Approaching Thunder Storm, 1859, by Martin Johnson Heade. (Metropolitan Museum of Art/Public Domain)
Long-simmering complaints about pay and treatment still need to be addressed.

NRPLUS MEMBER ARTICLE I’ ve spilled endless pixels exploring why so many art museums in America remain shuttered to the public they’re supposed to serve. The art’s there for the edification of the public, after all. That’s why the philanthropy that funds museums is tax-exempt. Are the top brass lazy? Lots of staff in museums have it made, I know, collecting fat paychecks while Zooming every once in a while.

One curator friend of mine is painting landscapes. Another has taught herself the art of pedicure. Extreme baking, piano, Proust, online bridge, fishing . . . the lucky duckies among my museum friends are tanned,

Most Popular

U.S.

Systemic Racism? Make Them Prove It.

I  worked in the criminal-justice system for a quarter century. It is run, day-to-day, by the crème de la crème of graduates from America’s top law schools. Those institutions wear their progressive bona fides on their sleeves and proclaim it for all the world to hear. In their offhand rhetoric — ... Read More
U.S.

Systemic Racism? Make Them Prove It.

I  worked in the criminal-justice system for a quarter century. It is run, day-to-day, by the crème de la crème of graduates from America’s top law schools. Those institutions wear their progressive bona fides on their sleeves and proclaim it for all the world to hear. In their offhand rhetoric — ... Read More
Law & the Courts

A Grand Bargain on the Supreme Court?

Following the death of Justice Ruth Bader Ginsburg, a handful of writers proposed a grand bargain on the Supreme Court. The deal would look something like this: In the Senate, which Republicans control 53-47, at least four GOP senators would refuse to confirm a new Supreme Court justice before the election, ... Read More
Law & the Courts

A Grand Bargain on the Supreme Court?

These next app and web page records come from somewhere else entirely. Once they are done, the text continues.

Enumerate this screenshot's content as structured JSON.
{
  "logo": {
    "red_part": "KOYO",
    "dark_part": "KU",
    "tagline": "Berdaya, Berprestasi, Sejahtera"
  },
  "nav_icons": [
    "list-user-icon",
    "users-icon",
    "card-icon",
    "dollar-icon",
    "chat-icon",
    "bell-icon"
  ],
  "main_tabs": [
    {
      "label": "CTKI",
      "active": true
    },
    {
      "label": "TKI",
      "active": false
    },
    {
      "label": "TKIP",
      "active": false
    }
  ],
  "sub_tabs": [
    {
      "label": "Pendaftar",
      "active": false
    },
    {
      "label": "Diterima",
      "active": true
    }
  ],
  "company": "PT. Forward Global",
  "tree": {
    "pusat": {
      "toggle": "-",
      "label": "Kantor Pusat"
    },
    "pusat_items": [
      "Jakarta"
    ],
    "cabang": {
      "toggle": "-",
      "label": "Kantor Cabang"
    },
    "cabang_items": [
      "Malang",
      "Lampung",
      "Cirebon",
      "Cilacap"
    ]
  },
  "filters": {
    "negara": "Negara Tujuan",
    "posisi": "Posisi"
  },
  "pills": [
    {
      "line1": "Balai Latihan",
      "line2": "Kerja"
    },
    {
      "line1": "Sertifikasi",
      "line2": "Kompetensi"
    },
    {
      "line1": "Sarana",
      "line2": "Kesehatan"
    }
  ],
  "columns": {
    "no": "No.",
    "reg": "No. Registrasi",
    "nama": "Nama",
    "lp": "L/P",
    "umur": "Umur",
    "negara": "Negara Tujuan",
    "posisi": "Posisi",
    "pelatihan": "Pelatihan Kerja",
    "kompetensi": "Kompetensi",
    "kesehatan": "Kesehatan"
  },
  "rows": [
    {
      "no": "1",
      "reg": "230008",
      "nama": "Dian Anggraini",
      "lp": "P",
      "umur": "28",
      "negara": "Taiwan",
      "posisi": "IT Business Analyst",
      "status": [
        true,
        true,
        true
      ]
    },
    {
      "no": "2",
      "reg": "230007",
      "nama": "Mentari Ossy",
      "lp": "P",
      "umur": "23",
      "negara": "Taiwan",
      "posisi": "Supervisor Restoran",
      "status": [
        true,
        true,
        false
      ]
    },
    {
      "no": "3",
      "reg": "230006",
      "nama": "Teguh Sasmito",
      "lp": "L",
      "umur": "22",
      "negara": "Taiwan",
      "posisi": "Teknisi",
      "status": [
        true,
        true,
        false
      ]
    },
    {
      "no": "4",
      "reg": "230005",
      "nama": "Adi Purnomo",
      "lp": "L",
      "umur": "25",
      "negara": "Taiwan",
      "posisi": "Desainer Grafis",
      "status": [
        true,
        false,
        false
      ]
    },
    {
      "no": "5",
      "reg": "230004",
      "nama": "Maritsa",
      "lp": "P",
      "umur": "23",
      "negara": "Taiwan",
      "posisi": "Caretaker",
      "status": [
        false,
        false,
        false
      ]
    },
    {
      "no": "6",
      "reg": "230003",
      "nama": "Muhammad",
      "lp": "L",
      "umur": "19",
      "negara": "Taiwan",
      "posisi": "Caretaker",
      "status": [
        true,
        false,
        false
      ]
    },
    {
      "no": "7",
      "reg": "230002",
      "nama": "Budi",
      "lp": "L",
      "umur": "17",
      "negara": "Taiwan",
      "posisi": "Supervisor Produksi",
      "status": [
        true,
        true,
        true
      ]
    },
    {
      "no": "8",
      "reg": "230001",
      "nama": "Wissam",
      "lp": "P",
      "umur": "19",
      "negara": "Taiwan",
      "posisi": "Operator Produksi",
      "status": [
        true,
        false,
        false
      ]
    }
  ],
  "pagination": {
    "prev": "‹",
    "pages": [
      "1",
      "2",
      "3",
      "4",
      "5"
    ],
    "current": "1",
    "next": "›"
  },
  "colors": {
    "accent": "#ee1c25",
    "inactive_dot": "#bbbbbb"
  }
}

Following the death of Justice Ruth Bader Ginsburg, a handful of writers proposed a grand bargain on the Supreme Court. The deal would look something like this: In the Senate, which Republicans control 53-47, at least four GOP senators would refuse to confirm a new Supreme Court justice before the election, ... Read More